When I was 11 years old, I made a deal with my parents that if I did all my chores perfectly for a month I could go to Assateague Island and see the wild horses. To my parents’ surprise, I fulfilled my bargain and my dream trip came true. Yearly visits to Assateague Island National Seashore and nearby Chincoteague are now a long-standing family tradition.
Imagine ponies running free on the beaches of their own windswept island and cooling off in the surf. That is what you’ll find on Assateague Island National Seashore, a barrier island off the coast of Maryland and Virginia. The island’s lucky ponies are cared for by the volunteer fire company of the local community who attends to their health, but leaves the horses to enjoy their life in the wild.
Once a year, in late July, the herd of Virginia ponies is rounded up to swim across the narrow channel from Assateague to Chincoteague at low tide, escorted by saltwater cowboys riding into the water.
This July marks the 94th season of Pony Penning, the biggest event of the year on Chincoteague Island, Virginia, and a tradition dating back to 1925. This annual week of events includes the Pony Swim across the channel between the islands, the Fireman’s Carnival, and the famous Pony Auction. People of all ages look forward to the festival, some excited to bid on their own “Misty” foal to bring home.
Anyone who ever read Misty of Chincoteague, the iconic children’s book by Marguerite Henry, knows the story of this annual roundup. The book, originally published in 1947, made the event and surrounding community internationally famous. The story of the wild pony Phantom and her foal Misty became an instant classic, enjoyed by generations of families, many of whom make the trip to see Pony Penning first hand.

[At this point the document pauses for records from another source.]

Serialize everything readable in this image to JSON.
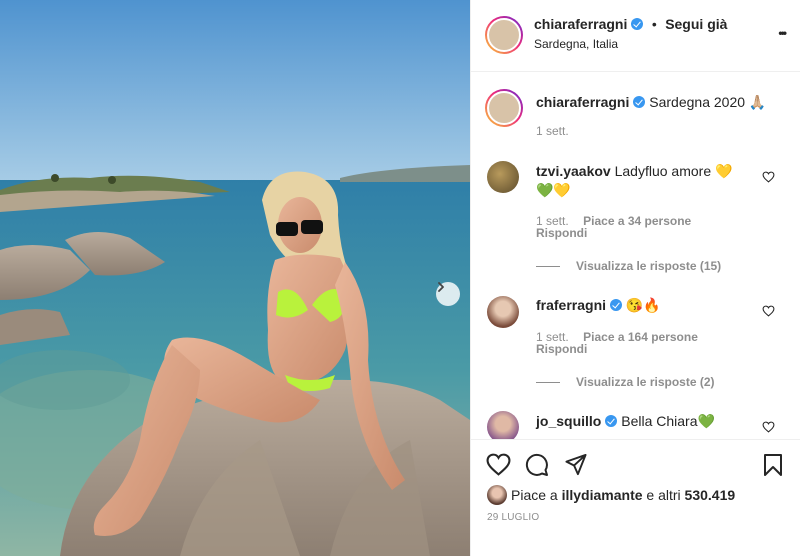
{
  "post": {
    "username": "chiaraferragni",
    "separator": "•",
    "follow_label": "Segui già",
    "location": "Sardegna, Italia",
    "more_label": "•••"
  },
  "caption": {
    "username": "chiaraferragni",
    "text": "Sardegna 2020 🙏🏼",
    "time": "1 sett."
  },
  "comments": [
    {
      "username": "tzvi.yaakov",
      "text": "Ladyfluo amore 💛",
      "text2": "💚💛",
      "time": "1 sett.",
      "likes": "Piace a 34 persone",
      "reply": "Rispondi",
      "view_replies": "Visualizza le risposte (15)"
    },
    {
      "username": "fraferragni",
      "text": "😘🔥",
      "time": "1 sett.",
      "likes": "Piace a 164 persone",
      "reply": "Rispondi",
      "view_replies": "Visualizza le risposte (2)"
    },
    {
      "username": "jo_squillo",
      "text": "Bella Chiara💚"
    }
  ],
  "likes": {
    "prefix": "Piace a",
    "user": "illydiamante",
    "suffix": "e altri",
    "count": "530.419"
  },
  "date": "29 LUGLIO",
  "colors": {
    "link": "#00376b",
    "verified": "#3897f0",
    "muted": "#8e8e8e"
  }
}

After their short swim, the ponies come ashore on the east side of Chincoteague Island and onto Pony Swim Lane, where they rest before being herded by the saltwater cowboys through town to the carnival grounds. There, the ponies relax and await the next day’s auction.
This is a rare opportunity to see the horses so close. According to the National Park, Assateague’s most famous residents are actually feral animals, descendants of domestic creatures that have reverted to a wild state. These horses have developed the toughness necessary to live with heat, storms, and mosquitoes, and learned to forage for their own food from dune and marsh grasses and drink from freshwater ponds. The ponies on this remote, barrier island have formed a unique wild horse society. Park visitors are asked to enjoy their beauty from a distance in order to make sure these extraordinary wild horses will continue to thrive.
The annual Pony Auction not only provides a source of revenue for the Chincoteague Volunteer Fire Company, it also helps them manage the herd by trimming its numbers and preventing overpopulation on the island. This ensures the ponies have enough resources and enables them to retain the permit to graze on the refuge since the herd must not exceed 150 horses. The fire company also uses some of the auction proceeds to provide veterinary care for the ponies throughout the year.
There are two main herds, one on the Virginia side of the island and one on the Maryland side of the island, with a fence separating them at the state line. The National Park Service manages the Maryland herd, while the Chincoteague Volunteer Fire Company has owned and managed the Virginia herd for decades.
Assateague Island has been home to wild ponies for hundreds of years, but there are different origin stories for how they got there. The more romantic version imagines that they are descendants of the survivors of a Spanish galleon that wrecked off the coast of Assateague. There is record of a galleon, La Galga, blown off course by hurricanes in 1750. This tale is a persistent legend still believed by many.
The more likely story is that they are descendants of horses released by early settlers onto nearby Assateague to graze. Mainland farmers in the late 17th century were known to move horses to barrier islands to avoid fencing laws and taxation of livestock. However they got there, the ponies have adapted well to their wild island life.
After several disastrous fires in Chincoteague, the town recognized the need for better fire equipment. In 1925 they authorized the Chincoteague Volunteer Fire Company to hold a carnival and auction to raise funds. The event was a huge success. The revenue from the Fireman’s Carnival and other Pony Penning events enabled the fire company to modernize. As word spread, the event grew, and today attracts more than 50,000 visitors. Spectators come from all over to watch the Saltwater Cowboys swim the pony herd from Assateague to Chincoteague.
If you decide to go, the most popular viewing area is at Veterans Memorial Park, where it’s possible to get a view of the swimming ponies. There is also a large screen in the park with a live feed. Be prepared to stand, as there’s no seating. It’s also a good idea to have the right footwear, since you’ll be standing in marshland and conditions will be crowded. Wake up early if you hope to have a good spot. The best way to see the pony swim up close is on a chartered boat. These coveted seats are in high demand, so be sure to reserve your place several months in advance.
Pony Penning is always at the end of July, with roundups on Saturday and Sunday, the swim on Wednesday, and the auction on Thursday. Then on Friday the adult ponies make the return swim to Assateague Island where they will live in the wild for another year.
Plan ahead now. You won’t want to miss this long-standing tradition. Be careful; you might come home with that pony you always wanted.